With this video we bring our investigation into Yemen to a close. Looking at the country in depth, it’s become clear that the stories we tell about Yemen don’t have much relation to reality. Al Qaeda nightmares, and the much heralded hegemony of Iran are ideas that I find annoying at the best of times, but they’re especially pernicious when it comes to Yemen. These issues are tangential to the conflict in Yemen, which is really about independence first and foremost. I hope you find this series useful.
I’m quite pleased with how this has gone. It’s nice to produce a handful of videos with a defined beginning, middle and end. Those who make their way through this Yemen series will know more about the country and the conflict than anybody in Washington, DC. I hope to be able to make more things like this in future. Which is why I close today’s video with another Patreon Pitch…

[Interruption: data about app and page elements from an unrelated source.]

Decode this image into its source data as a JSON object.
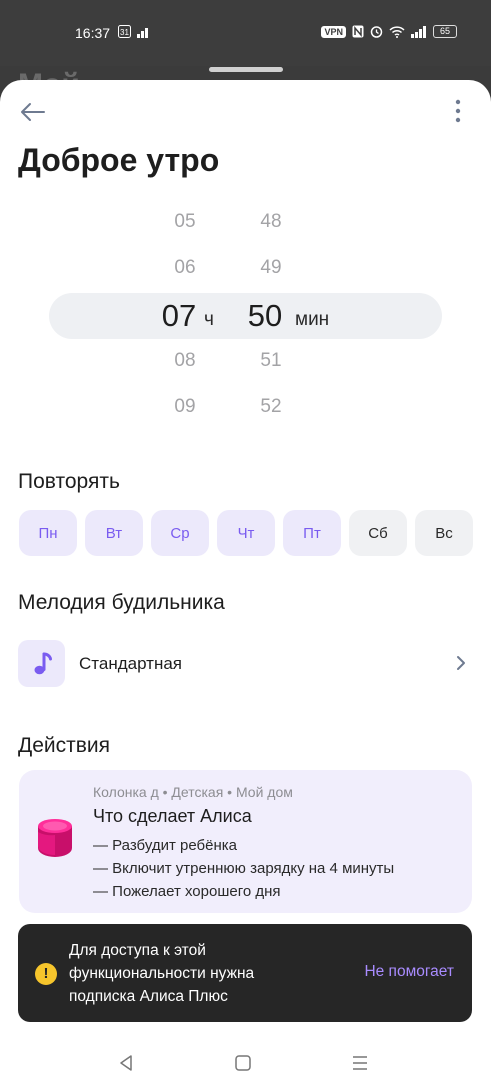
{
  "status_bar": {
    "time": "16:37",
    "left_icons": [
      "calendar-31-icon",
      "signal-icon"
    ],
    "right_icons": [
      "vpn-icon",
      "nfc-icon",
      "alarm-icon",
      "wifi-icon",
      "signal-icon",
      "battery-icon"
    ],
    "vpn": "VPN",
    "battery": "65"
  },
  "background": {
    "title_fragment": "Мой"
  },
  "header": {
    "title": "Доброе утро"
  },
  "time_picker": {
    "hours": [
      "05",
      "06",
      "07",
      "08",
      "09"
    ],
    "minutes": [
      "48",
      "49",
      "50",
      "51",
      "52"
    ],
    "hour_unit": "ч",
    "minute_unit": "мин",
    "selected_hour": "07",
    "selected_minute": "50"
  },
  "repeat": {
    "title": "Повторять",
    "days": [
      {
        "label": "Пн",
        "active": true
      },
      {
        "label": "Вт",
        "active": true
      },
      {
        "label": "Ср",
        "active": true
      },
      {
        "label": "Чт",
        "active": true
      },
      {
        "label": "Пт",
        "active": true
      },
      {
        "label": "Сб",
        "active": false
      },
      {
        "label": "Вс",
        "active": false
      }
    ]
  },
  "melody": {
    "title": "Мелодия будильника",
    "value": "Стандартная"
  },
  "actions": {
    "title": "Действия",
    "meta": "Колонка д • Детская • Мой дом",
    "card_title": "Что сделает Алиса",
    "items": [
      "— Разбудит ребёнка",
      "— Включит утреннюю зарядку на 4 минуты",
      "— Пожелает хорошего дня"
    ]
  },
  "toast": {
    "text": "Для доступа к этой функциональности нужна подписка Алиса Плюс",
    "action": "Не помогает",
    "icon": "!"
  },
  "colors": {
    "accent": "#7a5cf0",
    "accent_bg": "#ece9fb",
    "card_bg": "#f1eefc",
    "toast_bg": "#262626",
    "warning": "#f6c52c"
  }
}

It’s almost like they’re the same word. In US circles it used to be rare to see a headline mentioning Yemen that didn’t also include Al Qaeda. In media circles I guess this is understandable. US audiences want to read about that which threatens us, and ISIS and Al Qaeda are past masters at getting themselves on our radar. Terrorists generally play the media like a fiddle. What’s less forgivable is the focus of the US government. Instead of taking steps to stabilize Yemen, a country whose collapse was endlessly foretold, we ran around bombing stuff, and further empowering Ali Abdullah Saleh, the kleptocrat who was riding Yemen to destruction. The result, of course, is what we have now, chaos, and a vastly empowered Al Qaeda. Good job team!
This video, the second to last in the Yemen series for now, starts the job of bringing in a different focus for our discussion of Yemen.

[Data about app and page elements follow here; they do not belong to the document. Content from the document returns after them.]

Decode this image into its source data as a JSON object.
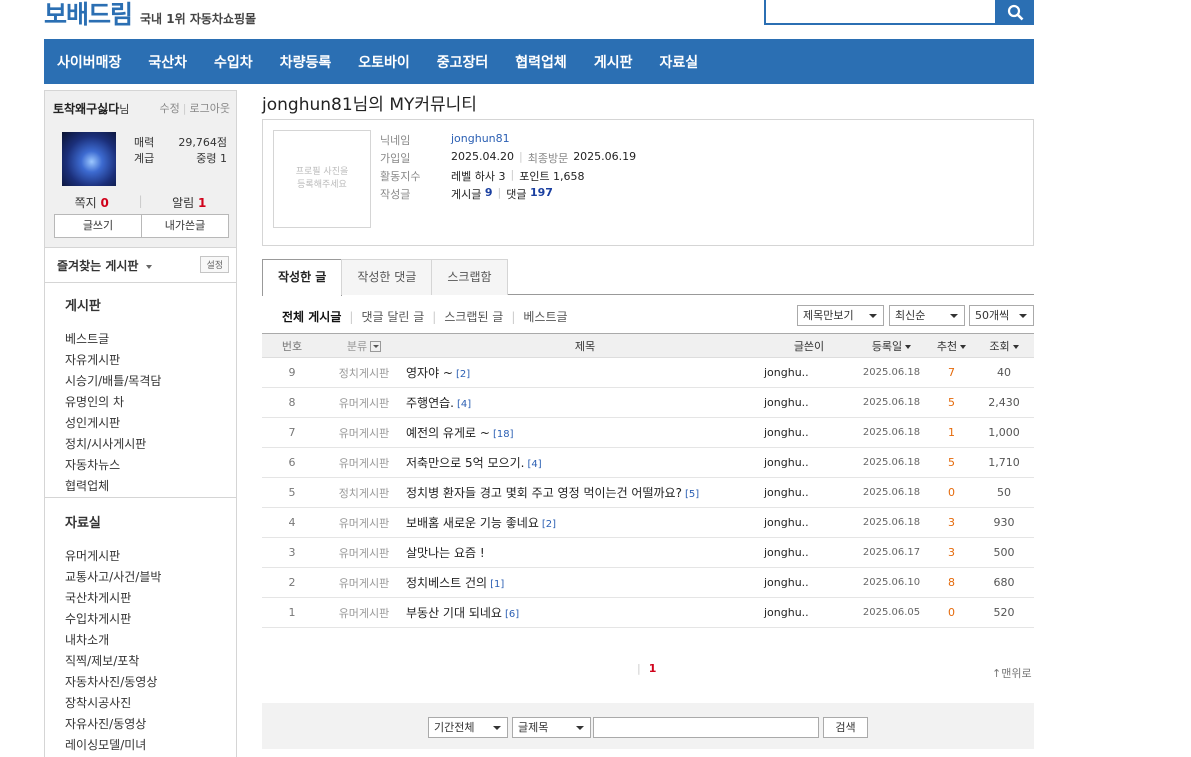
{
  "header": {
    "logo": "보배드림",
    "slogan": "국내 1위 자동차쇼핑몰",
    "search_placeholder": ""
  },
  "gnb": [
    "사이버매장",
    "국산차",
    "수입차",
    "차량등록",
    "오토바이",
    "중고장터",
    "협력업체",
    "게시판",
    "자료실"
  ],
  "sidebar": {
    "user_name": "토착왜구싫다",
    "user_suffix": "님",
    "edit": "수정",
    "logout": "로그아웃",
    "charm_label": "매력",
    "charm_value": "29,764점",
    "rank_label": "계급",
    "rank_value": "중령 1",
    "note_label": "쪽지",
    "note_count": "0",
    "alarm_label": "알림",
    "alarm_count": "1",
    "write_btn": "글쓰기",
    "my_posts_btn": "내가쓴글",
    "fav_title": "즐겨찾는 게시판",
    "fav_setting": "설정",
    "board_title": "게시판",
    "board_items": [
      "베스트글",
      "자유게시판",
      "시승기/배틀/목격담",
      "유명인의 차",
      "성인게시판",
      "정치/시사게시판",
      "자동차뉴스",
      "협력업체"
    ],
    "archive_title": "자료실",
    "archive_items": [
      "유머게시판",
      "교통사고/사건/블박",
      "국산차게시판",
      "수입차게시판",
      "내차소개",
      "직찍/제보/포착",
      "자동차사진/동영상",
      "장착시공사진",
      "자유사진/동영상",
      "레이싱모델/미녀"
    ]
  },
  "main": {
    "page_title": "jonghun81님의 MY커뮤니티",
    "photo_text": "프로필 사진을\n등록해주세요",
    "profile": {
      "nick_label": "닉네임",
      "nick": "jonghun81",
      "join_label": "가입일",
      "join_date": "2025.04.20",
      "last_visit_label": "최종방문",
      "last_visit": "2025.06.19",
      "activity_label": "활동지수",
      "level": "레벨 하사 3",
      "point": "포인트 1,658",
      "posts_label": "작성글",
      "post_label": "게시글",
      "post_count": "9",
      "comment_label": "댓글",
      "comment_count": "197"
    },
    "tabs": [
      "작성한 글",
      "작성한 댓글",
      "스크랩함"
    ],
    "filters": [
      "전체 게시글",
      "댓글 달린 글",
      "스크랩된 글",
      "베스트글"
    ],
    "selects": {
      "view": "제목만보기",
      "sort": "최신순",
      "count": "50개씩"
    },
    "columns": {
      "no": "번호",
      "category": "분류",
      "title": "제목",
      "writer": "글쓴이",
      "date": "등록일",
      "recommend": "추천",
      "views": "조회"
    },
    "rows": [
      {
        "no": "9",
        "category": "정치게시판",
        "title": "영자야 ~",
        "comments": "[2]",
        "writer": "jonghu..",
        "date": "2025.06.18",
        "rec": "7",
        "views": "40"
      },
      {
        "no": "8",
        "category": "유머게시판",
        "title": "주행연습.",
        "comments": "[4]",
        "writer": "jonghu..",
        "date": "2025.06.18",
        "rec": "5",
        "views": "2,430"
      },
      {
        "no": "7",
        "category": "유머게시판",
        "title": "예전의 유게로 ~",
        "comments": "[18]",
        "writer": "jonghu..",
        "date": "2025.06.18",
        "rec": "1",
        "views": "1,000"
      },
      {
        "no": "6",
        "category": "유머게시판",
        "title": "저축만으로 5억 모으기.",
        "comments": "[4]",
        "writer": "jonghu..",
        "date": "2025.06.18",
        "rec": "5",
        "views": "1,710"
      },
      {
        "no": "5",
        "category": "정치게시판",
        "title": "정치병 환자들 경고 몇회 주고 영정 먹이는건 어떨까요?",
        "comments": "[5]",
        "writer": "jonghu..",
        "date": "2025.06.18",
        "rec": "0",
        "views": "50"
      },
      {
        "no": "4",
        "category": "유머게시판",
        "title": "보배홈 새로운 기능 좋네요",
        "comments": "[2]",
        "writer": "jonghu..",
        "date": "2025.06.18",
        "rec": "3",
        "views": "930"
      },
      {
        "no": "3",
        "category": "유머게시판",
        "title": "살맛나는 요즘 !",
        "comments": "",
        "writer": "jonghu..",
        "date": "2025.06.17",
        "rec": "3",
        "views": "500"
      },
      {
        "no": "2",
        "category": "유머게시판",
        "title": "정치베스트 건의",
        "comments": "[1]",
        "writer": "jonghu..",
        "date": "2025.06.10",
        "rec": "8",
        "views": "680"
      },
      {
        "no": "1",
        "category": "유머게시판",
        "title": "부동산 기대 되네요",
        "comments": "[6]",
        "writer": "jonghu..",
        "date": "2025.06.05",
        "rec": "0",
        "views": "520"
      }
    ],
    "page_current": "1",
    "to_top": "↑맨위로",
    "bottom_search": {
      "period": "기간전체",
      "field": "글제목",
      "button": "검색"
    }
  }
}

I’ve evolved kind of an odd format for this Yemen series. History is always written with an eye towards what’s happening right now. In my research for this series I found the only book written after the Saudi intervention in Yemen to be the most useful. The other books were kind of haunted by the idea that Ali Abdullah Saleh’s Yemen wasn’t sustainable. Yemen Endures, the best of the bunch, was very sure it wasn’t. History is about drawing lessons, and the lessons we need apply to what’s happening now.

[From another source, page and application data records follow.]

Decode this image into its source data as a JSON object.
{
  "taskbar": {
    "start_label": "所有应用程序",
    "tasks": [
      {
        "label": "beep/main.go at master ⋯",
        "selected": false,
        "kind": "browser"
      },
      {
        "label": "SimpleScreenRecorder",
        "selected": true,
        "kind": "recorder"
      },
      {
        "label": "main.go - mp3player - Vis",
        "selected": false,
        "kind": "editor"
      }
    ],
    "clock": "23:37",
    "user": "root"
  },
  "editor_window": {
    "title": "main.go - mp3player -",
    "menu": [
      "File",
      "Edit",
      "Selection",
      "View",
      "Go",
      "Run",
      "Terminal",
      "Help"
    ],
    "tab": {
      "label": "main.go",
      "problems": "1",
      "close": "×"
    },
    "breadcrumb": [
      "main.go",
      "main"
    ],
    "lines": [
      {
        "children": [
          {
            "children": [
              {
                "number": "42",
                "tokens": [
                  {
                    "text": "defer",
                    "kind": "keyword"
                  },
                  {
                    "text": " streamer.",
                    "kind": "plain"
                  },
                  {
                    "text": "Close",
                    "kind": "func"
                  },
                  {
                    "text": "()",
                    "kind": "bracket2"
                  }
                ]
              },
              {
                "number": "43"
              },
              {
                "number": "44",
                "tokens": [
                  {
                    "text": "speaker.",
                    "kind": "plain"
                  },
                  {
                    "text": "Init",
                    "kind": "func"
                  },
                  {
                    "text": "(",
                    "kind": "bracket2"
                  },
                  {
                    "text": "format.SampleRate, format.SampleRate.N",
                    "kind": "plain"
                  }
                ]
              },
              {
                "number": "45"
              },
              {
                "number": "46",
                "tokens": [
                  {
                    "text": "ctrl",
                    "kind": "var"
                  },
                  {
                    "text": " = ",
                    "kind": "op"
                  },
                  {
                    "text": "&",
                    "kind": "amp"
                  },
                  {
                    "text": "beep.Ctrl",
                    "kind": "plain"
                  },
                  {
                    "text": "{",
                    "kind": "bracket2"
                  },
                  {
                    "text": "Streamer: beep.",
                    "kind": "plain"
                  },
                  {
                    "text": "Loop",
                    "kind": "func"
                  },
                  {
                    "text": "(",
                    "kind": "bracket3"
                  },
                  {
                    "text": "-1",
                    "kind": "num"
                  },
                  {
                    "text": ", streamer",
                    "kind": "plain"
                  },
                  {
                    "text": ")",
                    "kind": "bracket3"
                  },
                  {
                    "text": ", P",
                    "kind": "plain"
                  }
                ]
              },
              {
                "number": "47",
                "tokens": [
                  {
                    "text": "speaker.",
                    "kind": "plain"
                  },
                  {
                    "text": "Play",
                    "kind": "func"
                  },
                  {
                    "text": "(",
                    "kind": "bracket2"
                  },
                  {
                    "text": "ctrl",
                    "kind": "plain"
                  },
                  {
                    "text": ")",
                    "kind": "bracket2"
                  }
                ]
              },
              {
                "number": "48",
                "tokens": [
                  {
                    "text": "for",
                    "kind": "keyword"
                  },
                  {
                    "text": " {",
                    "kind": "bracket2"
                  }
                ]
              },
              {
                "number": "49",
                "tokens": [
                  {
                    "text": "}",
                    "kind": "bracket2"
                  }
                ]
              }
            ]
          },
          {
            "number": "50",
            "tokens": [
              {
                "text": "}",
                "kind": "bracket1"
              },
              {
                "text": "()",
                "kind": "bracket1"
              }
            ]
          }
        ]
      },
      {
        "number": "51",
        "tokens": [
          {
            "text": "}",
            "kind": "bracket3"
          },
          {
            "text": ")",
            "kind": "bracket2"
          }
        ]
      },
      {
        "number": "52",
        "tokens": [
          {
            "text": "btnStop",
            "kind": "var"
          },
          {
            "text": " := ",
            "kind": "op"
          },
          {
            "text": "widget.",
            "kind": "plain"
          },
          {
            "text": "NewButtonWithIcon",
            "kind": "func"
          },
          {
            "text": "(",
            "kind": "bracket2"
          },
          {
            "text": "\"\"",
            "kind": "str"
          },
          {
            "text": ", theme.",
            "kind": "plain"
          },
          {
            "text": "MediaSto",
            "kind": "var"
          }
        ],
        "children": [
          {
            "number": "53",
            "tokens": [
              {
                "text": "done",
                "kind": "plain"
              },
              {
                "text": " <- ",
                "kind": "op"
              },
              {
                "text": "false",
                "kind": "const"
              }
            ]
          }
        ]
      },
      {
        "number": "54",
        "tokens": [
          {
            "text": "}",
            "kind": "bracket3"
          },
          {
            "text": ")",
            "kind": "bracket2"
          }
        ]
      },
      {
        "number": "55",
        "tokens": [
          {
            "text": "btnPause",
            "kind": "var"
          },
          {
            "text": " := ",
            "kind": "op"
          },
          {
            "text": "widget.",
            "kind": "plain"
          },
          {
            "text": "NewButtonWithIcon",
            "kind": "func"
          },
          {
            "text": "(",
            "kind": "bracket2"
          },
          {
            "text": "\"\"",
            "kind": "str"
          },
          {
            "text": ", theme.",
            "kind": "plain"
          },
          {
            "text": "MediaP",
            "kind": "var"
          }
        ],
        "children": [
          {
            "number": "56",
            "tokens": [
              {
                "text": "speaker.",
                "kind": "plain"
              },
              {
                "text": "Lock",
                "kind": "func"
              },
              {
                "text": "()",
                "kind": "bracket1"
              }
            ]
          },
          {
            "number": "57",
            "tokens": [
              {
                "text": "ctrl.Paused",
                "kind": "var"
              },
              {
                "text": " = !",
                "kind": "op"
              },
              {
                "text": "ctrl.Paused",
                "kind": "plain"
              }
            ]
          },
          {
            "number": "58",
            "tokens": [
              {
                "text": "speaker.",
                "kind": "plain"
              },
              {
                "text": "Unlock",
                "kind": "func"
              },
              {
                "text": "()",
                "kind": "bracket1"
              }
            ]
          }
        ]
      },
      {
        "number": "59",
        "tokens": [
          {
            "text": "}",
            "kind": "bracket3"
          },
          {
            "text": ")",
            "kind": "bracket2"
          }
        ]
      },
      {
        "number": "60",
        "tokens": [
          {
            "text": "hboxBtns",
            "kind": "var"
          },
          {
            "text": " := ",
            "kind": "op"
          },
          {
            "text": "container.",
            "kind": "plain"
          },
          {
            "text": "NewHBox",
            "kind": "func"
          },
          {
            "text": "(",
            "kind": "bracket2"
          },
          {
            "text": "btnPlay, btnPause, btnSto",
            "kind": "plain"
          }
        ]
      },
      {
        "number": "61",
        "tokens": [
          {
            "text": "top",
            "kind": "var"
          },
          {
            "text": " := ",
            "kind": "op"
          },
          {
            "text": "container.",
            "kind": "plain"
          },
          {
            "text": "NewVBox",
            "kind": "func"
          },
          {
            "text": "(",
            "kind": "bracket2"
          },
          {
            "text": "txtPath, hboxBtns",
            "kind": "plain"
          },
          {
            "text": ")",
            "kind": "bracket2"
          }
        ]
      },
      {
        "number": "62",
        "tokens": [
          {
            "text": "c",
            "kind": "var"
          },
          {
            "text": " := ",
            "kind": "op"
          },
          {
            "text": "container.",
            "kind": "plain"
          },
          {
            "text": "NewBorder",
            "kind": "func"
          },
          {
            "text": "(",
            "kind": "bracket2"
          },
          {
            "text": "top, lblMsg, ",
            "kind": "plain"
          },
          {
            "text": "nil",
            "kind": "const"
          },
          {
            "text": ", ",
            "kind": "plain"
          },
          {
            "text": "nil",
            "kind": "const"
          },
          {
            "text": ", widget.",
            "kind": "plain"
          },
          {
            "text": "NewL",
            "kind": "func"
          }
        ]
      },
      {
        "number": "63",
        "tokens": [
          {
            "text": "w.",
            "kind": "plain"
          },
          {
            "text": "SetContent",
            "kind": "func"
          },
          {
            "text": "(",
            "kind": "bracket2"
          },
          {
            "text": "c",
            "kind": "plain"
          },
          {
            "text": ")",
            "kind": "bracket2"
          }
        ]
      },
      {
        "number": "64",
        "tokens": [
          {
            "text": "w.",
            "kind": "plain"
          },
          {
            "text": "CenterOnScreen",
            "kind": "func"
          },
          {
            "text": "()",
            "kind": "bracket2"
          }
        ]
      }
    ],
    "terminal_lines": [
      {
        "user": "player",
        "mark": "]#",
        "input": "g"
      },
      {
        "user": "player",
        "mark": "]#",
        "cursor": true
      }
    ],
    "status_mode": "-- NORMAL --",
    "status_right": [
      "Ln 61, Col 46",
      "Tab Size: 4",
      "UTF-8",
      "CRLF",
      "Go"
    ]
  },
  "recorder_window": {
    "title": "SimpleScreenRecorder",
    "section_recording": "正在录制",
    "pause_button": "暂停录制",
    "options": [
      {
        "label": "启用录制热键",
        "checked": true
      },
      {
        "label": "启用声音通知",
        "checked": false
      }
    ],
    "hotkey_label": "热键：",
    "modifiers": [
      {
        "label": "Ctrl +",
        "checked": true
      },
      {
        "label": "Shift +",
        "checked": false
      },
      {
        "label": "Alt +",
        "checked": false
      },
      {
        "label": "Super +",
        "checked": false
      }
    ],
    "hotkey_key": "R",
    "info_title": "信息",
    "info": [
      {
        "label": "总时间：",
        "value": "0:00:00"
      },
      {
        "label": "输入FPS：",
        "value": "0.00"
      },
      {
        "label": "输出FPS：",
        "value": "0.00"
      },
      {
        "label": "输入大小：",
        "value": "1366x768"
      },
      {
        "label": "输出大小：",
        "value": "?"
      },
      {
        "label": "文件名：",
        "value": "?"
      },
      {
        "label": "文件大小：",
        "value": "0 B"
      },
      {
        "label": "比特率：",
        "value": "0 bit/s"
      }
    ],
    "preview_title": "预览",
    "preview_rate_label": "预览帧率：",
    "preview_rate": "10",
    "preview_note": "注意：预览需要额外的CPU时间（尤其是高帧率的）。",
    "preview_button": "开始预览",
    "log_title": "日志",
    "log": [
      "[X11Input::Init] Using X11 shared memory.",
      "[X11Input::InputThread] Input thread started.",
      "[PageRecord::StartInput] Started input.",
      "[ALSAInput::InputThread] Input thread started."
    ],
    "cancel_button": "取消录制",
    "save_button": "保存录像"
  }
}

With these videos I think I’m doing a kind of extreme version of that. I started with the current crisis, and now I’m working my way through Yemen’s history in a telescoping format. Part 2 covered 1500-1970 or so, today’s part 3 covers 1970-2001, and (maybe) Tuesday’s should cover 2001-2011. As I go along I try to draw out the lessons for today’s issues that are useful. I find this approach pretty satisfying. How is it for the viewers?
Yemen is having a pretty horrific time. But it’s not as straightforward as some of the Middle East’s other disasters. Yemen’s fall has been expected for quite some time. That’s the most striking thing about every account I’ve read of Yemen over the past few months. Everybody saw this coming. Which is a pretty horrible thing when you think about it. If everybody knew what was coming, why didn’t anybody do anything to stop it?
That’s one of the many questions that we start to answer with this second video in my quickly ballooning Yemen series. I hope you enjoy it. These videos are taking a ton of work, but they’re also very rewarding. My hope is that peeling back the layers of Yemen’s disaster will help us avoid similar disasters in the future. Let me know what you think!